* [Assignment]: Every line with the word "Roopa" in it should be extracted from the data that follows.

Records for this task below:

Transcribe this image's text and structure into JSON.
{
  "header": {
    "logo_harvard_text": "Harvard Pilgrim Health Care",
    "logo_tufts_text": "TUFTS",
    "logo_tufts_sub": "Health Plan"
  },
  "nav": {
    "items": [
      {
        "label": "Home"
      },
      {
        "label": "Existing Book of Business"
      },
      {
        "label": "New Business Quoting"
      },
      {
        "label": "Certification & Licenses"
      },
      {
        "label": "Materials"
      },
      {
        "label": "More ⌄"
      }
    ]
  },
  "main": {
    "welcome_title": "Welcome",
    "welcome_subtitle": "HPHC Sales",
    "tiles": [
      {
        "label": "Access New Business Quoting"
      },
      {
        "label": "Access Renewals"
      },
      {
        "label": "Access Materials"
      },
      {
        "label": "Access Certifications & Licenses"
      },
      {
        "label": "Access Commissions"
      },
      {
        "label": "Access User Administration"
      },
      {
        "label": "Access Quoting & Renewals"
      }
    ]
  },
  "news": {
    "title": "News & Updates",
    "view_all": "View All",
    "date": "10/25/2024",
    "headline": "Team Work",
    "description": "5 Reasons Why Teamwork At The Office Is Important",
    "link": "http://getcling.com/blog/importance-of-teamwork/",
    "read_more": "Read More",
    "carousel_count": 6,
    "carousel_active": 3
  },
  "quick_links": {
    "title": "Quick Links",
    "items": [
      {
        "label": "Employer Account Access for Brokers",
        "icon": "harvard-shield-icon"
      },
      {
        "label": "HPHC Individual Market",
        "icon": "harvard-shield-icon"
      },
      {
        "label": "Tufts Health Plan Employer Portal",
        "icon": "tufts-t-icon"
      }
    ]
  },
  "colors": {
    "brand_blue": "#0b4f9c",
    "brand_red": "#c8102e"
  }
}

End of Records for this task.
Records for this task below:

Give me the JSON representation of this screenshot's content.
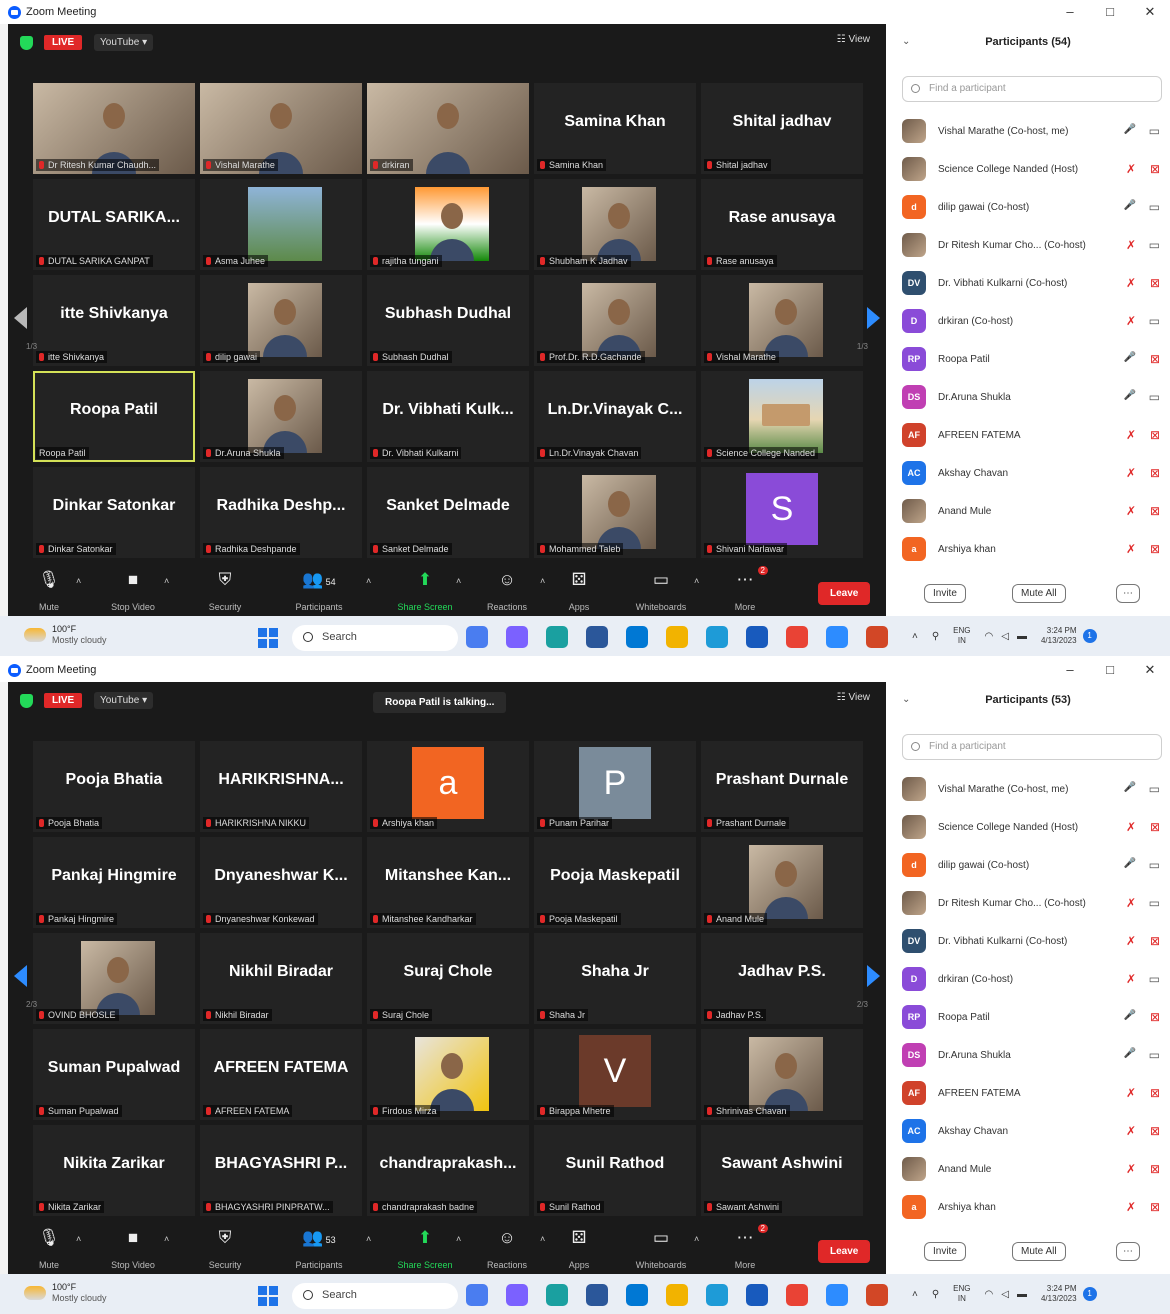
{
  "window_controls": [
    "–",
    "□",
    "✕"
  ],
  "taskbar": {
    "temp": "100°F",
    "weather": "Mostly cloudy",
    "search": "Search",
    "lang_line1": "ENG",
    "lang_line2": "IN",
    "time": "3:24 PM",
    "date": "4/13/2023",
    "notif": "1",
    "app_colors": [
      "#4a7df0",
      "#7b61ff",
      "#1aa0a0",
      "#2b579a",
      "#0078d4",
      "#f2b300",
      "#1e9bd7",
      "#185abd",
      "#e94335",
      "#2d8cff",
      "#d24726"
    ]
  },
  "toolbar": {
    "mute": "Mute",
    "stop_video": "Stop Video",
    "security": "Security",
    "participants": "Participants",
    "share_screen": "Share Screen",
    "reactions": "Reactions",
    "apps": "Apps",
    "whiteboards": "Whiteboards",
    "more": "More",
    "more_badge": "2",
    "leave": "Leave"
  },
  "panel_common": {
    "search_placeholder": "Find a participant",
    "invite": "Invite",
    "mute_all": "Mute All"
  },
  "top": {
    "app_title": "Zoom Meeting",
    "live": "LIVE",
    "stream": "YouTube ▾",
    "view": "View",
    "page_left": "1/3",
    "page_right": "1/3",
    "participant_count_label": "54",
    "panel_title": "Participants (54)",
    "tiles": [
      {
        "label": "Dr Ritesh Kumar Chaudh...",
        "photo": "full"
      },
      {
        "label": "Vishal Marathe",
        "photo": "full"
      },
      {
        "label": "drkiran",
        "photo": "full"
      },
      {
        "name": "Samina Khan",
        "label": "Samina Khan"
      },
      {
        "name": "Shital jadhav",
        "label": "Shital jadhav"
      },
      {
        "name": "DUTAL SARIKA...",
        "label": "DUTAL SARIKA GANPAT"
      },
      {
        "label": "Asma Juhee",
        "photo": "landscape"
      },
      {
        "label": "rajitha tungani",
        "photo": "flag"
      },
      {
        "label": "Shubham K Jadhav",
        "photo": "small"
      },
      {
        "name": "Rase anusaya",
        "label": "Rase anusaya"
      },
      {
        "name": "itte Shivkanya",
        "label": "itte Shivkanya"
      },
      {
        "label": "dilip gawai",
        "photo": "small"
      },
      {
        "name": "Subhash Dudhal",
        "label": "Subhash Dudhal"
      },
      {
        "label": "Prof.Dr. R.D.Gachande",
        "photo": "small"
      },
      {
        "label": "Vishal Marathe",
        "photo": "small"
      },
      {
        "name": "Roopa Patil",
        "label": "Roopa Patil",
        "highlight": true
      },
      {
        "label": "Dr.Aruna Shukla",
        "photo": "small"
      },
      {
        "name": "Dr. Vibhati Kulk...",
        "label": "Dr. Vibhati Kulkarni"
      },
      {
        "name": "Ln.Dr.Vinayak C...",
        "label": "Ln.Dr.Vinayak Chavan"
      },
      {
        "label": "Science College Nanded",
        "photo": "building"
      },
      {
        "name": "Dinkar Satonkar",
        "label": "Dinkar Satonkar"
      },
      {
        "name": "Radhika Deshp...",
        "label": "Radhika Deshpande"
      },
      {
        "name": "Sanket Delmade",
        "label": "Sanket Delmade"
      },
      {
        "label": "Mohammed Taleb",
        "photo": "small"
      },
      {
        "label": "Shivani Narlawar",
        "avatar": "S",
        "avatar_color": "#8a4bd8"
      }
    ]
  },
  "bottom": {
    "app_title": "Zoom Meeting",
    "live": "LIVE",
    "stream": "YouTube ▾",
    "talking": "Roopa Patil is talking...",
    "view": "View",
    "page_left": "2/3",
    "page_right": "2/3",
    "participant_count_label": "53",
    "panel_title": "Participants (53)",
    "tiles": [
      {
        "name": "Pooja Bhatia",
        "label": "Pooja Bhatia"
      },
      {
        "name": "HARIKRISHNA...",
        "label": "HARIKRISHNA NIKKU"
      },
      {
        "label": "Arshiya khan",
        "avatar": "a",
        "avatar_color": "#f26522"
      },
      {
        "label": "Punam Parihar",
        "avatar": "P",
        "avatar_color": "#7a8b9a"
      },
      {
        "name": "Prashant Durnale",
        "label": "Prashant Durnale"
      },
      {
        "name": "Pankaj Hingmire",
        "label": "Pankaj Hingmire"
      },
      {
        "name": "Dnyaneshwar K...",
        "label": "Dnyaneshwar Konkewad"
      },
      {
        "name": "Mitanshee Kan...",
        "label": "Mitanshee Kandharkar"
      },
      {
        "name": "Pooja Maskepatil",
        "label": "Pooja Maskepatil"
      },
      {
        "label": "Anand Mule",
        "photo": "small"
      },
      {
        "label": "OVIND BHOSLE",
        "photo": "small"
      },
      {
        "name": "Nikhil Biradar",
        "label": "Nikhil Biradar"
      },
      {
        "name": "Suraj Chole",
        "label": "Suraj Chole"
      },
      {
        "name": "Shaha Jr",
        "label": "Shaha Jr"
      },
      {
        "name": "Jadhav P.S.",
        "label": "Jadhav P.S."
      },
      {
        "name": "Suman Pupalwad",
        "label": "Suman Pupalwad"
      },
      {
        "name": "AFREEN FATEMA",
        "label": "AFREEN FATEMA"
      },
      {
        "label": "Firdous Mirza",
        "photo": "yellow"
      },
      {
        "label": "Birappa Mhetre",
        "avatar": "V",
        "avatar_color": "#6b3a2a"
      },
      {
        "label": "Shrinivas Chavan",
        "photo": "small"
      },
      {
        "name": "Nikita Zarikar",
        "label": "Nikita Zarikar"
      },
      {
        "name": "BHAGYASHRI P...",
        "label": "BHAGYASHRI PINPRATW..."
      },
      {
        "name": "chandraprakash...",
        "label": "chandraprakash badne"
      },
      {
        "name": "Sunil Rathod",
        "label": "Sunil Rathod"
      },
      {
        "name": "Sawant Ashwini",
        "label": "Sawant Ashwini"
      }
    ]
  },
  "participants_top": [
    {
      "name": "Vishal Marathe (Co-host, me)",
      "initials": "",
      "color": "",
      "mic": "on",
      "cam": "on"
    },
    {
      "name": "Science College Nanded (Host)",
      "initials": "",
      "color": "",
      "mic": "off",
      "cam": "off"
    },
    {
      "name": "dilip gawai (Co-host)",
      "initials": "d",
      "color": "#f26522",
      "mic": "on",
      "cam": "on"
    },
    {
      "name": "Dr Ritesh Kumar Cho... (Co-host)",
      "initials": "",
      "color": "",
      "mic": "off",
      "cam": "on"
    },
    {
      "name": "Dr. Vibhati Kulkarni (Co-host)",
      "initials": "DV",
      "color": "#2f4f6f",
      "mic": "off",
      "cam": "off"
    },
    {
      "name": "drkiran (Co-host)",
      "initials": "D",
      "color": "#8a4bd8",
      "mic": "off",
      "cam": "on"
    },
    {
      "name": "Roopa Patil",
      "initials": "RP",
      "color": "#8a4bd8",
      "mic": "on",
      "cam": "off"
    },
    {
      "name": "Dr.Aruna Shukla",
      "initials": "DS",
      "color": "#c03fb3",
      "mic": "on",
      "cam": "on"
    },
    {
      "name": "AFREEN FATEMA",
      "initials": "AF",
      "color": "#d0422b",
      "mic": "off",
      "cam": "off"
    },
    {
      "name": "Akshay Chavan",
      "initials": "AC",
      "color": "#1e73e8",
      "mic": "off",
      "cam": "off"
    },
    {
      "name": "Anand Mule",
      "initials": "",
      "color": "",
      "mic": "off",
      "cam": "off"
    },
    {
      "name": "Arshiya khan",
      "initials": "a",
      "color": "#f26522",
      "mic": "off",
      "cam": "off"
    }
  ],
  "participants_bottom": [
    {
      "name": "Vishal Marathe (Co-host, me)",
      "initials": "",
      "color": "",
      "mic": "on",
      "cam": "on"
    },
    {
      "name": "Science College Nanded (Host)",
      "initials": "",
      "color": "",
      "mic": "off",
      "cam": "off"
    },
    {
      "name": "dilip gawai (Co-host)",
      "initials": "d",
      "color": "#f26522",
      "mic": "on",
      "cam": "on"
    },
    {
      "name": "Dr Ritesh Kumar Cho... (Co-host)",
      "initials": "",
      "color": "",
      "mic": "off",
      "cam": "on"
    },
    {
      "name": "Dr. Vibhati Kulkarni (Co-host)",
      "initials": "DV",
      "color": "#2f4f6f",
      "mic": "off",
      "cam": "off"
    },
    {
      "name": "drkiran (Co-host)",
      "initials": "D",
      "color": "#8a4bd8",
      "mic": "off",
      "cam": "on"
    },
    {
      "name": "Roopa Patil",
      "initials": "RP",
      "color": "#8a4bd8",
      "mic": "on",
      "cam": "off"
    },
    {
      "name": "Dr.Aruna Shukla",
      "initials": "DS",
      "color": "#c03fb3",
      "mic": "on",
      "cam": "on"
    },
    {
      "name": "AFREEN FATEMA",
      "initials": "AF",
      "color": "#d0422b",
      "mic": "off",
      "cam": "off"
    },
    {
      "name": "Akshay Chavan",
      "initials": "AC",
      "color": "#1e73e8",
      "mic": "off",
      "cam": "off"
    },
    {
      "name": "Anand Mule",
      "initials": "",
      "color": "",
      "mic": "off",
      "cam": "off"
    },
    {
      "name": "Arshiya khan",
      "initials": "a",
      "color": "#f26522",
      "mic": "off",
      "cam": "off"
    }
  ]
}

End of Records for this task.

* [Problem solution]:
        "name": "Roopa Patil",
        "label": "Roopa Patil",
    "talking": "Roopa Patil is talking...",
      "name": "Roopa Patil",
      "name": "Roopa Patil",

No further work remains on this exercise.